No really. Because, you see, the fourth-sexiest job is… reporter. Ha ha! Vindication. Economist and historian didn’t rate. But since a columnist is practically a reporter, I’m even sexier than interior designers and event planners. I bet those girls who wouldn’t go out with me in high school are sorry now. (By the way, my high school counsellor never even hinted that “event planner” was a ticket to the Austin Powers lifestyle. Mind you, if he’d been an expert on career fulfilment he probably wouldn’t have had the job he did which, you’ll notice, doesn’t exactly rate high on the “babe magnet” scale.) In case you care, the top 10 was rounded out by nurses, teachers, doctors and lawyers. To each their own, say I. But enough about sex. Let’s talk about sex. Continue reading
Pope John Paul II is dead, but his challenge is very much alive. Cynics might struggle to explain all the fuss over an admittedly charismatic old Polish guy in a funny hat who talked to God a lot. The rest of us are confronted with the possibility that there might be truth. Or rather, that there must be.
It would be silly to lay entirely aside his particular understanding of truth. But the larger question that draws millions to Rome, including a buzzing cloud of some 3,500 journalists, is whether anything can be true in the way that he said Roman Catholicism was.
We’re a bit like Marlon Brando’s character Johnny Strabler in 1953’s The Wild One: “What’re you rebelling against, Johnny?” a girl asks and he replies, “Whaddya got?” Aside from the Pope the shelves are a bit bare, intellectually speaking. Continue reading
Are you ready for the humanzee? If not, you’d better start preparing, because something’s simian over there in the lab, and it involves human-animal hybrids.
No, I’m not reading The Island of Dr. Moreau.
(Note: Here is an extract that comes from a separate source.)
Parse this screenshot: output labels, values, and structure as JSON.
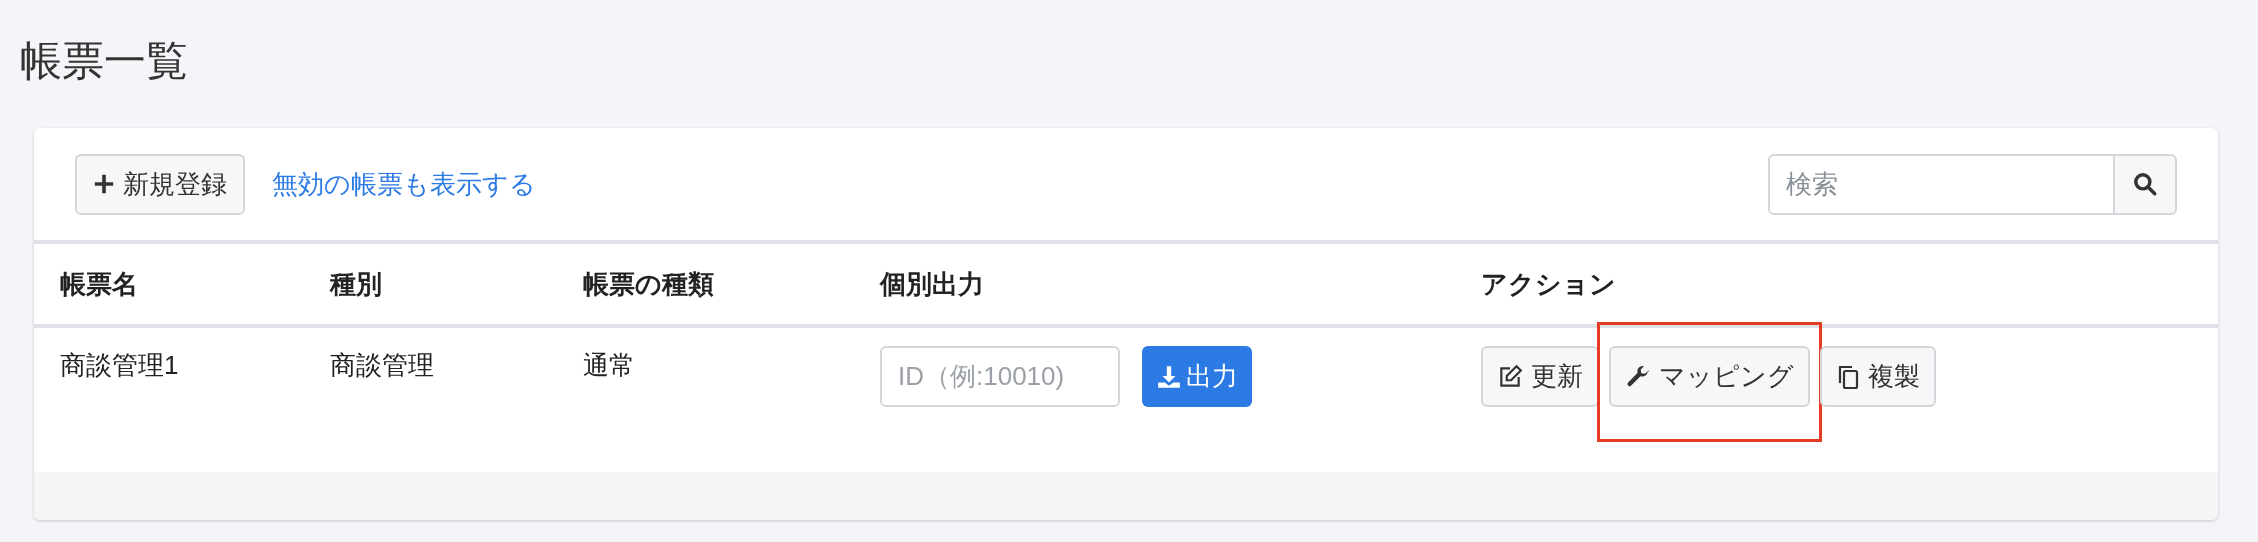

I’m reading a recent piece by Jeremy Rifkin in the Los Angeles Times about researchers who injected human brain cells into mouse fetuses and produced mice with partly human brains, and are now considering making mice whose brains are 100-per-cent human cells. Eeek!
Cloning, regrettably, won’t go away. You can say that again. And again. And again … Indeed, we have already been grazed by this issue. Mr. Rifkin says years ago Scottish researchers combined sheep and goat embryos and got a goat-headed, sheep-bodied “geep.” Cute. Except that, technically at least, if you can do it with other species you can do it with ours; thus “Already … scientists have created pigs with human blood running through their veins and sheep with livers and hearts that are mostly human.” Continue reading